Recently I was reading faith formation in a secular world, by Andrew Root, in it, he brings to the youth ministry attention the observations of the world as proposed by Charles Taylor. In a way it gave me a sense of relief – but also a worry.
A relief, in that what Root explores from Taylor is that faith exists in a context, largely that is critical of it. Critical because of religious institutional scandals, cover ups, because of perceived prejudice against groups and inequality, and , the main thing when i was growing up, a media perception of its irrelevance, boring, or something generally to take the piss out of. I think I also grew up, in that same zone of perception and criticalness that meant that it became difficult to accept completely what was said by powerful people, one example being to ‘stand at wembley stadium and ‘feel’ Jesus at work whilst singing along to a song’ as one example. I guess i questioned the evangelical way of things, that at the time had also fed and nurtured my faith since birth, to a point. But growing up questioning, found a critical edge, and then, in my mid twenties, a further space to enjoy being questioning, and opening up more of the how and why of things through academic study at ICC. (Now SSCM, Glasgow).
I had an avenue to be critical, to think, to read, and in the main ever since I have enjoyed reading, thinking and also being at times really awestruck by images, metaphors and descriptions of God through writing that has broadened, and aided me in personal devotion. Be a critical reflector, thats what they said. However, there is still a snag, a big one.
My own critical and cynical nature.
What I struggle to do is peel off the onion layer of critique and expose myself to the vulnerability of faith, even that innocence of faith. Im too battle weary, too thoughtful, too much a product of the critical age, and a culture of realism that besets the same. Dont get me wrong its not culture I blame, but aware that it is this culture that it is easy to fit in. And at the same time easy to be critical of ongoing practice that seem at odds with what i might perceive as the truth or the performance of theology, or even just poor ethics. The hand that used to feed me, the evangelical church tradition, is probably the one i bite the most.
But as a contrast I have found solace, spiritually, in a theological framework that remythologises and constructs. The great Theodrama that expands the metaphors of action, of time, of God interjecting and the drama of everyday life. A built up theology of Gods voice speaking in the everyday and a drama of ongoing redemption that connects us all in an overall plan of redemption. It is a thing of great beauty, of humanity and of promise. It is what in every day should cause me to wonder, to believe and take hold of.
But instead, beautiful theology meets skin of cynicism.
Where the Theodrama prompts and provokes – the me of my time kicks back the question and writes it off.
Once the critical has been unleashed is the fear that it wont go back in the bubble? Can I not just have an innocent simple faith anymore? I never had an innocent simple faith, and if im a realist, i dont think anyone has an innocent simple faith anyway, unless thats just my projection. Innocent and simple faith, is that what we’re called to have anyway? see a load more questions. Then a shred of doubt? Can God still use me even if I am critical and cynical at times, or might he use me because of it? Have I spent too long trying to be someone else, someone who isnt full of questions, thoughts and exploring? What if i need to not be for a moment, can i switch off the radar, and just relax and be in the moment and faithful.

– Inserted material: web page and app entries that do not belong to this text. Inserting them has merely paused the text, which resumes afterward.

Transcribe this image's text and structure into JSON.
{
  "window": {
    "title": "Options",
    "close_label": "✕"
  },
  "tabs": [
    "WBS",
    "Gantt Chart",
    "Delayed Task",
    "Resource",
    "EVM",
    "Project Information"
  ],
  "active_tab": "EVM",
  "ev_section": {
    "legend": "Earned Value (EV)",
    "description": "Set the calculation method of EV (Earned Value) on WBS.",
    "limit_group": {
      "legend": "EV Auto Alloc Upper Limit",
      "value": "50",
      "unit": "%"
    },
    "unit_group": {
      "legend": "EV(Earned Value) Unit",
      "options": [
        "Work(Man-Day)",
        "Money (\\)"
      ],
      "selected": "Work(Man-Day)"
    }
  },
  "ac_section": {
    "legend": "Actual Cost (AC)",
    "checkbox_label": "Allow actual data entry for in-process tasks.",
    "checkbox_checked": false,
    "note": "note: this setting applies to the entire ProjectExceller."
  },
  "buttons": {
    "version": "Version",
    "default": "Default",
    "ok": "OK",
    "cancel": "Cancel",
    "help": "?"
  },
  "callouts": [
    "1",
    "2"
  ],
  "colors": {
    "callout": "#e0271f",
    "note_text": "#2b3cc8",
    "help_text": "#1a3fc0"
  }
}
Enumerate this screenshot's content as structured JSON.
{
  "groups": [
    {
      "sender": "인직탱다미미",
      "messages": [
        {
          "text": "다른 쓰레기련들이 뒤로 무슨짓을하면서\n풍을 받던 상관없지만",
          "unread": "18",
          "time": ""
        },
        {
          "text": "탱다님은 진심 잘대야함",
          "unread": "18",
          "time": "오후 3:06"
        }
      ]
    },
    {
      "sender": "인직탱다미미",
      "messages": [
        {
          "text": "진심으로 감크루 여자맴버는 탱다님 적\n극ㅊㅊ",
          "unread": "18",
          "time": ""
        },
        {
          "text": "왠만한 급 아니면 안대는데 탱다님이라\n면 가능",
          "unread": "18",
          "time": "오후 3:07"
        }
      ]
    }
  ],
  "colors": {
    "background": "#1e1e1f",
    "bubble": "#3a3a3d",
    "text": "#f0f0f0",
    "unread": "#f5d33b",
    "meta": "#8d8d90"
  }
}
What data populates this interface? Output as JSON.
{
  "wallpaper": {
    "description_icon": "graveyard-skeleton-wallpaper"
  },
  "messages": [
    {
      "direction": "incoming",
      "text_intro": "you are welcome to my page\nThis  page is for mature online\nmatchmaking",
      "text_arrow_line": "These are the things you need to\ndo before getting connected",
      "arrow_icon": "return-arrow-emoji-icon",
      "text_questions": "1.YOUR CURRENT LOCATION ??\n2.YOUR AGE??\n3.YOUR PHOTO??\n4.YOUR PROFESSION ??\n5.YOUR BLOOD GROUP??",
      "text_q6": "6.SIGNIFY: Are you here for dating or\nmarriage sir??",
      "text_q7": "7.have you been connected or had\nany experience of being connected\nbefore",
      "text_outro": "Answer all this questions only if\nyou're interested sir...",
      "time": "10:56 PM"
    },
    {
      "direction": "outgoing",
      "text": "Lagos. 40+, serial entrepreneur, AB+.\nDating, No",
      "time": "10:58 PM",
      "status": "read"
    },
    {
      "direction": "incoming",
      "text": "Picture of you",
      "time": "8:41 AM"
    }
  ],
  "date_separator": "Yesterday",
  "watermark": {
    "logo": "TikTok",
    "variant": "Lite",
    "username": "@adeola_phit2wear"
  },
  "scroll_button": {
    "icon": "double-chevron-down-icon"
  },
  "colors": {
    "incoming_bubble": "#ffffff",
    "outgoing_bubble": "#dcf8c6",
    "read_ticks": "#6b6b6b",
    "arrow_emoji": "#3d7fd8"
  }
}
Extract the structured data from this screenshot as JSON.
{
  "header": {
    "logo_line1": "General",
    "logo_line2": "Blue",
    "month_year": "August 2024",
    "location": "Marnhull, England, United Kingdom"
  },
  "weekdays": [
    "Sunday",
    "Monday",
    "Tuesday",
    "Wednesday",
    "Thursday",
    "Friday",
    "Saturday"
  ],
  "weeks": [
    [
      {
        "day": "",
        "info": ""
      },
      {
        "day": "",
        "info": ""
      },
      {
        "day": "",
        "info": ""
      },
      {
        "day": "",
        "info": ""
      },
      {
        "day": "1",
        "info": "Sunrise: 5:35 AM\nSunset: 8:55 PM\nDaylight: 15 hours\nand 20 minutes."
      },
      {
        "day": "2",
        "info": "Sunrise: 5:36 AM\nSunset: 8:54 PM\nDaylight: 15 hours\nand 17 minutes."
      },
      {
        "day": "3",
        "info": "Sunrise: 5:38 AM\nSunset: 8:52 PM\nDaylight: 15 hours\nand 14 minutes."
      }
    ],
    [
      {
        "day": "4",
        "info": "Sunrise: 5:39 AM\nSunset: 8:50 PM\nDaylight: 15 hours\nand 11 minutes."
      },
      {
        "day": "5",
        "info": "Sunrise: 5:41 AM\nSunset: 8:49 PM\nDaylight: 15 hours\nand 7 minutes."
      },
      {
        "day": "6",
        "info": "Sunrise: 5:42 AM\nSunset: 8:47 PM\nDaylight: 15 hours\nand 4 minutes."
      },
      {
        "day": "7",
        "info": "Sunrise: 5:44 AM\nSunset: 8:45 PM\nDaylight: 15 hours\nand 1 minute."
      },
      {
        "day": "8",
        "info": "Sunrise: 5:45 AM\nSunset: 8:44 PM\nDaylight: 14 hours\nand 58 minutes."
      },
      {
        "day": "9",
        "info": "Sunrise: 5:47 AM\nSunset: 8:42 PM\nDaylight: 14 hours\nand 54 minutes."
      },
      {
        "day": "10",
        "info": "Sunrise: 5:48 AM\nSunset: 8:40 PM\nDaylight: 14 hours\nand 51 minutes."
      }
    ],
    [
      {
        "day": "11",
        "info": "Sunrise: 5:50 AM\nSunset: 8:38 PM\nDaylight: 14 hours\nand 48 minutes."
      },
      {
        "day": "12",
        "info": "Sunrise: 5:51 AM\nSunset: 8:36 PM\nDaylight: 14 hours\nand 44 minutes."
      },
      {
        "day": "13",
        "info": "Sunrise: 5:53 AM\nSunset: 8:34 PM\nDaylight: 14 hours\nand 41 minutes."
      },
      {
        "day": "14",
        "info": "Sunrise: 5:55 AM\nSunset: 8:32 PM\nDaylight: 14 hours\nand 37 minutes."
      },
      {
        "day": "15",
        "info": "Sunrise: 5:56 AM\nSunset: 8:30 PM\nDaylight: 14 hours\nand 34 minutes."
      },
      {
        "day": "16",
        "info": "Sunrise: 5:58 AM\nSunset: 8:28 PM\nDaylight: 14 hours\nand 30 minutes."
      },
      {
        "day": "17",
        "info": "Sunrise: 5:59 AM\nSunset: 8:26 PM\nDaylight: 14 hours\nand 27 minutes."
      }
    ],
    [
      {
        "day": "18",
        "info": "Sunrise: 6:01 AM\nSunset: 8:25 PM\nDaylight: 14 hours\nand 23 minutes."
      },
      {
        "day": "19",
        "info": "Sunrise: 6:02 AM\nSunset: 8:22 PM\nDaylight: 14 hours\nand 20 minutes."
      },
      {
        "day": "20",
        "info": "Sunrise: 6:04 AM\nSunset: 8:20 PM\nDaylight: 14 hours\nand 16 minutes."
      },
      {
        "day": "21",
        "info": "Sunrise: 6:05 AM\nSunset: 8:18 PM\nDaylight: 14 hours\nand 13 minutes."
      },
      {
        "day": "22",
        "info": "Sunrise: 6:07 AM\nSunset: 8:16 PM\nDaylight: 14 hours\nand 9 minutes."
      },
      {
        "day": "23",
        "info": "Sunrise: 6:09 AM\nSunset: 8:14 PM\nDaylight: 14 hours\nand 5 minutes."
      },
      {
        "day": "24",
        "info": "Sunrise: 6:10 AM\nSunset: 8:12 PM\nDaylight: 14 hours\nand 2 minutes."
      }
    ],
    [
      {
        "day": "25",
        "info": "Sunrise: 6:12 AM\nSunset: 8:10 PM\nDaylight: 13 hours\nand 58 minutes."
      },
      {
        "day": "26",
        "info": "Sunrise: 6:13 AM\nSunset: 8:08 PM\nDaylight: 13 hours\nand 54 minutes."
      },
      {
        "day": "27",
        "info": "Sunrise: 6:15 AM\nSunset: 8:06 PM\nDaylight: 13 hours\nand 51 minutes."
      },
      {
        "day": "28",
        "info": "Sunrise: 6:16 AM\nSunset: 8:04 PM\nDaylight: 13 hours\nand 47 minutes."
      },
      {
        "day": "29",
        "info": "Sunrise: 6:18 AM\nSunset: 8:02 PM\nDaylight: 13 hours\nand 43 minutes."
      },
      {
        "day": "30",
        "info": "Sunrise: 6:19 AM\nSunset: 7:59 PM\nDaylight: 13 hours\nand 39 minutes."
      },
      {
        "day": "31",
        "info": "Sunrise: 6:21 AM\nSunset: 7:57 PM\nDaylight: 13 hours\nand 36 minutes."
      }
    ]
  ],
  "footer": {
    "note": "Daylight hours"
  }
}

I was visiting a project a few weeks ago, that were doing detached youthwork out on a fairly wet night in Glasgow. Before we went out we met at a house with others and spent some time praying together, at least they did. I couldnt help but think that it was the kind of moment that I hadnt had for a while, spending time praying with people, or more to the point, praying with people who seemed to have that innocent faith, combined with an missional heart for a local area that they were prepared to do something. The haggard me realises that I have had to lead prayers in staff meetings previously when much of the time there was foreboding and challenge in the air. On other times involved in prayer meetings where there was too much amazeballs going on that honestly it was difficult not to feel threatened, or that its so unreal that it doesnt make any sense, or its power games and trying to be the most charismatic pray-er in a room of exciting youthfulness. (back to me dissing the evangelicals again – apologies) .
In the great Theodrama, there may be a role suitable, though its not the critic.
Its the Theologian. The task of the theol0gian is to help the play towards its redemptive ending, to keep it guided along against the script, however difficult this is. It is not to ask critical questions that derail the drama of redemption, but ask :
are we on track with the Theodrama?
Is what we’re doing the way of Jesus?
Are we performing in and acting it out in obedience to the prompts of God in the midst?
These are the questions for the theologian to ask of the action before it, is not to critique the play of others, as they do their performances, but to steer guide and help gravitate the existing plays to develop Gods plays. As The Greatest showman realised, critics can say one thing about a performance, but the audience another. But in the Theodrama, the audience is the guest not the critic, and the theologian is the dramaturge guiding the play to be closer to the way of Jesus, but also in doing so is part of the action in obedience to the action. As has been stated previously, who are the theologians, who are those that know in innocence the heart of God – thatll be the children, the intuitive theologians. Those with innocent left, not with innocent lost. More are theologians that just the academic, for, its also the task of the theologian performers, the pastor-theologians who look after the flock, and those who expand the stage to include others in the performance, theologians one and all in the midst of the drama. Shaping from within, listening to the prompts in the heat of the action. Being followers of the great improviser on the stage. As i said, this is rather beautiful.
There might well be space in the Theodrama for critical and helpful questions, sometimes depending on the audience or performers, these rent accepted or heard, other times they are questions loaded with too much malice, cynicism or motive, and i know i struggle with getting this balance. What i struggle with as much though is hanging onto a kind of accepting faith when my inner cynic, cant keep quiet, and neither my mind and spirit is rarely still. Is it possible to be critical christian? – and yet still have a role to play in the overall drama, and also the day to day drama in the world.
In a way what right do I have to think of myself as a critic, how do I know the acts and wonders of God in the midst, prompting the faithful to new performances, what can I do but contribute to the performances and helping others with theirs. It is no relief to be like this, however much I might be a ‘product’ of a questioning culture. It makes it harder to see God in things, to relax in the transcendance space and to accept an innocent of God involved. Can a critical christian have faith – yes- it just might not be an innocent one anymore. In a way, that is ok. It is trying to find the grown up faith beyond and through the questions that I am struggling to find – when faith seems only to be about simplicity, innocence and acceptance. Can I still have faith, even more so. Is it a learning faith that retains curiosity (as part of our Humanity Acts 17) very much so.
There is no going back for me to naive innocent faith, once the can has been opened and new light has dawned. But that is not either what we’re asked to have. We are meant to grow up in faith, and be aware that our critical nature is part of who we are, and so developing learning, being challenged must be part and parcel of discipleship, and despair and cynicism, like the psalms might be left to our moments of personal reflection, angst and anger. Help! i may be a critical christian thats lost his faith in evangelicalism, but that doesnt mean that i dont have a faith or purpose. What im trying to work out is how the beauty and mystery of God can be realised even with my critical nature as part of the deal. Does God accept our critical nature? take us as we are?
Root Andrew, Faith Formation in a secular age, 2017
Vanhoozer, K, The Drama of Doctrine, 2005
Vanhoozer, K, Remythologising Theology, 2010